The primary ownership is your job at API code is still a general-purpose language and still manages a lot of the programming-over-time concerns, but you've simplified an implementation task through the low-code tooling. Another area that's a bit niche but common enough that it's worth pointing out is I've run, a few times now across a few different industries, this scenario where there is this really long tail of B2B integrations.
For example, it might be that you sell your parts through dealers, a dealer ecosystem. A number of the dealers have a standard order management system, but as you start to cross down the long tail of your partners, there's a lot of smaller dealers that don't have IT capabilities that have a wide variety of systems, so if you rely on them to integrate into some beautifully built API that you have, you just won't actually get them to participate because they don't have the IT savvy to do so.
A lot of times in some of those B2B integrations, the person or the organization providing the API may actually build the integration themselves to incentivize some adoption of it. To do that well, you more rely on the B2B partners that do have IT capabilities to do it themselves so they can manage that ecosystem.
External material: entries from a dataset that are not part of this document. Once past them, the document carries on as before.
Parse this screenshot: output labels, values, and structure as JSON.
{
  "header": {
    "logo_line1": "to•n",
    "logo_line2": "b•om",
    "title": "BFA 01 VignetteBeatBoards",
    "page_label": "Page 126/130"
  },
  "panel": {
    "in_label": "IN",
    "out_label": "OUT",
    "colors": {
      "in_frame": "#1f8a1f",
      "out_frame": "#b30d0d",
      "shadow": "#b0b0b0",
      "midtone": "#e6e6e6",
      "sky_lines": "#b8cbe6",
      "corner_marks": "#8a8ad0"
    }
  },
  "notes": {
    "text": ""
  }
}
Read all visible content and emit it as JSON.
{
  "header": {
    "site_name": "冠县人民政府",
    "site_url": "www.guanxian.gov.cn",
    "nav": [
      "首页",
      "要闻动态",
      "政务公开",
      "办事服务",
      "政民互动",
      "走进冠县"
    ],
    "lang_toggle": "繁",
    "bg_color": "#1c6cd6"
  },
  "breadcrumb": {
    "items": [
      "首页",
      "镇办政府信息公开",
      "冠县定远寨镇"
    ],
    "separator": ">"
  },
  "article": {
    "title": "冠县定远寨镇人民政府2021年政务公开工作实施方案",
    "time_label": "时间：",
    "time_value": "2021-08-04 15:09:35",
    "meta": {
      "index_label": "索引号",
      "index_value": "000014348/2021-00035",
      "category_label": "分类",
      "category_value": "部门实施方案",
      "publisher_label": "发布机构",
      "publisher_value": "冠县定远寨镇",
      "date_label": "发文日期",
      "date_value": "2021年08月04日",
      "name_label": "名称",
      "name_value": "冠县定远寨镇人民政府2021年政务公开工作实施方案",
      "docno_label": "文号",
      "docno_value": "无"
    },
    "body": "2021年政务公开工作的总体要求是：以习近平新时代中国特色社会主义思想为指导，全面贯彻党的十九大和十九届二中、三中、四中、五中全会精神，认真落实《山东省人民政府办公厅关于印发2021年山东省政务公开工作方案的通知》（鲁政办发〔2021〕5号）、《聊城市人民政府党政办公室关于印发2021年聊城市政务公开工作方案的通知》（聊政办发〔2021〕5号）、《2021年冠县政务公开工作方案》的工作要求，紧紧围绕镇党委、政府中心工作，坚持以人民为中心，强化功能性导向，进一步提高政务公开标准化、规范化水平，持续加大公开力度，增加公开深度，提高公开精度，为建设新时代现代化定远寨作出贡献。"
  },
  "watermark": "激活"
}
Those that don't, you want to recognize that there's a lot to build.
A lot of them will change very slowly because they will involve lawyers and procurement and organizations that aren't built to change rapidly in a digital world. To capture that long tail with B2B be to be integrations, there is some value in using some low-code tools to do those translations because a lot of them also rely on legacy cross-organizational integration patterns like an FTP drop, or they might have a lot of them.
I worked in a healthcare organization where you had to translate it up to ASCII because it was a mainframe drop via FTP. A lot of these tools have those kinds of transformers baked into them. "Grab from FTP on this Cadence up to ASCII. Here's a basic transformation and then pass it on to a canonical API that's custom-built," but that adapter layer if you're trying to capture the long tail of B2B integrations, it's a cheaper way of doing it as long as you feel comfortable that each of those adapters you build isn't itself going to have to evolve rapidly. Generally, that's a pretty safe assumption in that context.
Neal: Okay, great. Well, it's a great topic. This is a great example of what I refer to as the superpower of consultants because we get to see lots and lots of different projects, a lot of different approaches, and you see the same kind of approach taken over and over, and you start seeing the places where it works and doesn't work. Thank you very much, Brandon, for giving us some of your real-world experience on encountering this problem out in the real world. I think you're correct. It's really just a cry to be more careful about evaluating your trade-offs that something seems simple but it turns out complicated in the long run.
Brandon: Yes. Thanks for having me. I have an article that's nearly done. I will be publishing it in the near future. Keep your eye on it. It'll be called You Can't Buy Integration, to try to make that buy-versus-build trade-off a bit more explicit and then unpack some of the trade-offs that we talked about but definitely appreciate, Neal and Rebecca, you folks having me on so I can talk through it and certainly look forward to getting some feedback via Twitter on @BrandonByars and feel free to message me or trouble me, whatever's appropriate. I'm happy to engage.
Rebecca: Thanks, Brandon. An enjoyable conversation.
Neal: Hello, everyone. On the next Thoughtworks Technology Podcast, join me and Rebecca Parsons as we talk to Saleem Siddiqui about his new book, about Test-Driven Development.